To do -> For the word "true", count the lines of the records that hold it, and give only that number.

##### Source records #####

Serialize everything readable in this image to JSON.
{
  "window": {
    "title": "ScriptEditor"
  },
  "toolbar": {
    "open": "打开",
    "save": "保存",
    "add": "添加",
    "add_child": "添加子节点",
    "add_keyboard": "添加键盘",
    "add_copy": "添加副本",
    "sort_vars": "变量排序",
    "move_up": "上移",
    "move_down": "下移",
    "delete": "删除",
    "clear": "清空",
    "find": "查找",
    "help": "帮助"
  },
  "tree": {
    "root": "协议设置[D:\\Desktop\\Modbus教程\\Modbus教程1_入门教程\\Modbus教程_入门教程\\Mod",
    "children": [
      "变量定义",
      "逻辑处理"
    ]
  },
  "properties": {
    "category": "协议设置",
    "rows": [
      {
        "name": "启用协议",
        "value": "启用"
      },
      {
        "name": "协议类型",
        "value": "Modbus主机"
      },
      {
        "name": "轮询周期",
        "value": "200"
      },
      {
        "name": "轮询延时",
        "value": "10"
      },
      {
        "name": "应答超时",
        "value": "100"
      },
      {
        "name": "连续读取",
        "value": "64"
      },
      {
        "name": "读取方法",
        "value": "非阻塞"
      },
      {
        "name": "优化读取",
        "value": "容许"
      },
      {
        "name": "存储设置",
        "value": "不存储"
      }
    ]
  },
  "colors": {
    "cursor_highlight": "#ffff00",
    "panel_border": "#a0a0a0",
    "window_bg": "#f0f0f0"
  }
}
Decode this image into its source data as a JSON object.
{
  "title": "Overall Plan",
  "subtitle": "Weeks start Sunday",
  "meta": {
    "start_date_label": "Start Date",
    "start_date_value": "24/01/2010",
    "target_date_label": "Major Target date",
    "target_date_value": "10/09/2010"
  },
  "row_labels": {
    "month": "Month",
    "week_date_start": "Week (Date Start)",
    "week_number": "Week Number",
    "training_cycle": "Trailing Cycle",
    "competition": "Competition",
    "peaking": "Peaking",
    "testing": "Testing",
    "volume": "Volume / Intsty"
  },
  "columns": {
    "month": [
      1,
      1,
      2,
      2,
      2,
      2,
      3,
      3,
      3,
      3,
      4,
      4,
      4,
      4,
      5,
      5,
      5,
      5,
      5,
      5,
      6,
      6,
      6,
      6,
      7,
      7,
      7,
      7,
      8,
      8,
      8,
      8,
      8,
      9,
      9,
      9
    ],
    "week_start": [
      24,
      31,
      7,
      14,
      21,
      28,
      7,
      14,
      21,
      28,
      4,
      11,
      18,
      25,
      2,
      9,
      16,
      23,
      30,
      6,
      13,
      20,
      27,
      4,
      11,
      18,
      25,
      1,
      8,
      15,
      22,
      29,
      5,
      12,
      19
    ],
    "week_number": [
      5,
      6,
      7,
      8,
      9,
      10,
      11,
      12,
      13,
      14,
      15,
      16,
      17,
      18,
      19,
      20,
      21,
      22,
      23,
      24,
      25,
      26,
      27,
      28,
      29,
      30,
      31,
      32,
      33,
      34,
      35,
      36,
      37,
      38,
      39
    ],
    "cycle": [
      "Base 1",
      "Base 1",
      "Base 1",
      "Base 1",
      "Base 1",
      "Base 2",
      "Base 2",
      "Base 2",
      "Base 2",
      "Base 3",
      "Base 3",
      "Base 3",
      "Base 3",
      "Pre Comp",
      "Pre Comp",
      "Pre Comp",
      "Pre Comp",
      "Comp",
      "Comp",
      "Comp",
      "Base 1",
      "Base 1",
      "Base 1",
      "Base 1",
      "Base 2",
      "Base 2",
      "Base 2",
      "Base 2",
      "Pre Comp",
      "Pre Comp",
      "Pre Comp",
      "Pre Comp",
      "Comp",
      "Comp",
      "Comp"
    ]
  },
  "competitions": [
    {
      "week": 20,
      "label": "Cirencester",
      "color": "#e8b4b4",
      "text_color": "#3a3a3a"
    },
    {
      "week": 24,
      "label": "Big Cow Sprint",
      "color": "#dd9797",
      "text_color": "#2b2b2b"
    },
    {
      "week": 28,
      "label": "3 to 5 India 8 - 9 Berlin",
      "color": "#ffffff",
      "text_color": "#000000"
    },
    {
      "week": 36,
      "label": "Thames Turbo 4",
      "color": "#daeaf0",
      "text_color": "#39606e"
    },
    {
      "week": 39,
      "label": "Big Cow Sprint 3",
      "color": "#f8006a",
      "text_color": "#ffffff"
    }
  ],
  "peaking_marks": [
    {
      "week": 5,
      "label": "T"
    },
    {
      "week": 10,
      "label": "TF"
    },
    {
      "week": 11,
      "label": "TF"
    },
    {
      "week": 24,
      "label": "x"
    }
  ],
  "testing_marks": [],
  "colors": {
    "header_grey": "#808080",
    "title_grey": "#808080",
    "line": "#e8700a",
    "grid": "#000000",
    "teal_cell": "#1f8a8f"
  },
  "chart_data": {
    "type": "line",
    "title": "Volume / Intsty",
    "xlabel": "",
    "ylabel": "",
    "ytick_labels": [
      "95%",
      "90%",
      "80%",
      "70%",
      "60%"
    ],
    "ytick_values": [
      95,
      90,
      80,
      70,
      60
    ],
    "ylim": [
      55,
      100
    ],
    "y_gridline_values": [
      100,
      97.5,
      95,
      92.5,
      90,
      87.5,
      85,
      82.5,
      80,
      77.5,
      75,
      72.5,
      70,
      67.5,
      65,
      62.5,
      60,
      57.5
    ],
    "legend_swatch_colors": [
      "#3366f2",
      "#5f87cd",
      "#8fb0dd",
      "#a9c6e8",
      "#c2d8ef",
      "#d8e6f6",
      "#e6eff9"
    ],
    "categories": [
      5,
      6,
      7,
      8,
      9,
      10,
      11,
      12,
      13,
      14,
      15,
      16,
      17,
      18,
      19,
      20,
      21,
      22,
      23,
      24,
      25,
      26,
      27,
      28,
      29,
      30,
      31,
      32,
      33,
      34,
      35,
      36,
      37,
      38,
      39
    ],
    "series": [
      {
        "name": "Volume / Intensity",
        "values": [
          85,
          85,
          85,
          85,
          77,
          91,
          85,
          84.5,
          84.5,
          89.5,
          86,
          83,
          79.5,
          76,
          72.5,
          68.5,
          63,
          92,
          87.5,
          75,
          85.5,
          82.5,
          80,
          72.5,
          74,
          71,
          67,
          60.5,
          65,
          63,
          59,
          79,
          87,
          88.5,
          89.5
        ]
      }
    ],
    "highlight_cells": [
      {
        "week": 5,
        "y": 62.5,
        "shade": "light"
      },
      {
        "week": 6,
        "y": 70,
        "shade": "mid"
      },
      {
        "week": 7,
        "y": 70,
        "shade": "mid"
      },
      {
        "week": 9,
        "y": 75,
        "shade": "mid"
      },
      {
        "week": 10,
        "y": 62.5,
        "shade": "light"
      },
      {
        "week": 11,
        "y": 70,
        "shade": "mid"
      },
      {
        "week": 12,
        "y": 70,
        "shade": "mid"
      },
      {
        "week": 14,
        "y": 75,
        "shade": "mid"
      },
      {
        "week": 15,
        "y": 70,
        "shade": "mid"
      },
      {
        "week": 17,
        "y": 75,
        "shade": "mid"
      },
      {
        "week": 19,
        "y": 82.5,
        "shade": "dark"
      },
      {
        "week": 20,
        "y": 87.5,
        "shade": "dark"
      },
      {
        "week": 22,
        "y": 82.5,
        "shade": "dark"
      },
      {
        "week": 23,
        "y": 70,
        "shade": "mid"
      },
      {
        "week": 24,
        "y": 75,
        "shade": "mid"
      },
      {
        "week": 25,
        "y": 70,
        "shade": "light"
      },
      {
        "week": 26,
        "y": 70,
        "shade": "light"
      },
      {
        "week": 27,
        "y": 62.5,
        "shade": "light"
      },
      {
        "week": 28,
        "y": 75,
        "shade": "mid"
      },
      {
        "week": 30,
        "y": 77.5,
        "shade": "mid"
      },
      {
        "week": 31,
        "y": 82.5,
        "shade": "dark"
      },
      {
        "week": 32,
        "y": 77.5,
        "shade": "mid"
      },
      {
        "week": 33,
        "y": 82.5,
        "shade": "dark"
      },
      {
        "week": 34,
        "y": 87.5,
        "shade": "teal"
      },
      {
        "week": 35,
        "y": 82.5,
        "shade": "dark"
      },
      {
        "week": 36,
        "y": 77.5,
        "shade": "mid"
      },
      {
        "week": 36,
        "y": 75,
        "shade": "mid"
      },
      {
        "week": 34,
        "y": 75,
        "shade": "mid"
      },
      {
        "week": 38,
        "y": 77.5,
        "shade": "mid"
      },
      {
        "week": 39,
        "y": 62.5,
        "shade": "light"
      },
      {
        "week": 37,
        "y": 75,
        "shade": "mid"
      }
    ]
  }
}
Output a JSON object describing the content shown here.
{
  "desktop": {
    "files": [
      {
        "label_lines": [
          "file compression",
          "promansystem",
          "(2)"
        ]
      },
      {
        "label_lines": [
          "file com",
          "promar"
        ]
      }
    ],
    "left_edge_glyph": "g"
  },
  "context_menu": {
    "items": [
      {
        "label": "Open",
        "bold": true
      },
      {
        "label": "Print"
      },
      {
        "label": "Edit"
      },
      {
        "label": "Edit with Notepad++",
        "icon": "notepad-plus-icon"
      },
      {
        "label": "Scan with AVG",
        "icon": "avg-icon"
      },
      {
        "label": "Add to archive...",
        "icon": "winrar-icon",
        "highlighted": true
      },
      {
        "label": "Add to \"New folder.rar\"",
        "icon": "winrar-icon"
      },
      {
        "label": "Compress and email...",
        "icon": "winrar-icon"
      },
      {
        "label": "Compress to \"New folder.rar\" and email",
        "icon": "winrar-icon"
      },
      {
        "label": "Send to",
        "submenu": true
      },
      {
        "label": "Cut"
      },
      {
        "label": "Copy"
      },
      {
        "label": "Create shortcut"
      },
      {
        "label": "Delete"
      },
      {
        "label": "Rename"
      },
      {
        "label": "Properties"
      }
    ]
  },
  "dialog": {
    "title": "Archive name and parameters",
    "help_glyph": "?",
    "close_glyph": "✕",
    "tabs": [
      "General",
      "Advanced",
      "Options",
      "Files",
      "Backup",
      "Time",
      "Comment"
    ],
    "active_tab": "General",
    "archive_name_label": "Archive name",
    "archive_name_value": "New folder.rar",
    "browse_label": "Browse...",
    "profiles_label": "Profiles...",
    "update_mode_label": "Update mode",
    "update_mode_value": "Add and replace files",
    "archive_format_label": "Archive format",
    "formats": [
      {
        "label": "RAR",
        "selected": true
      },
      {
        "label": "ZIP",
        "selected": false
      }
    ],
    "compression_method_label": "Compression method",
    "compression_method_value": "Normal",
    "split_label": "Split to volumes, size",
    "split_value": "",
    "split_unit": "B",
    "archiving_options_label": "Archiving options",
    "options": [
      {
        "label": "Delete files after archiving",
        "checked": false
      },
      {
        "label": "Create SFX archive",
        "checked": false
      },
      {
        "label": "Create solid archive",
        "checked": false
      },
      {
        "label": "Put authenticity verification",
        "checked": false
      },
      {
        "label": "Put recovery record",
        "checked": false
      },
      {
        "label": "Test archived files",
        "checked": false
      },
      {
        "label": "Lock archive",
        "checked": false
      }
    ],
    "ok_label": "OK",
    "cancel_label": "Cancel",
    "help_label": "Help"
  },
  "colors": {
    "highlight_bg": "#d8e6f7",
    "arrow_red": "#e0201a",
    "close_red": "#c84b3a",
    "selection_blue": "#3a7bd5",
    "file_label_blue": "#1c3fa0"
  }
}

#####

Exercise solution -> 4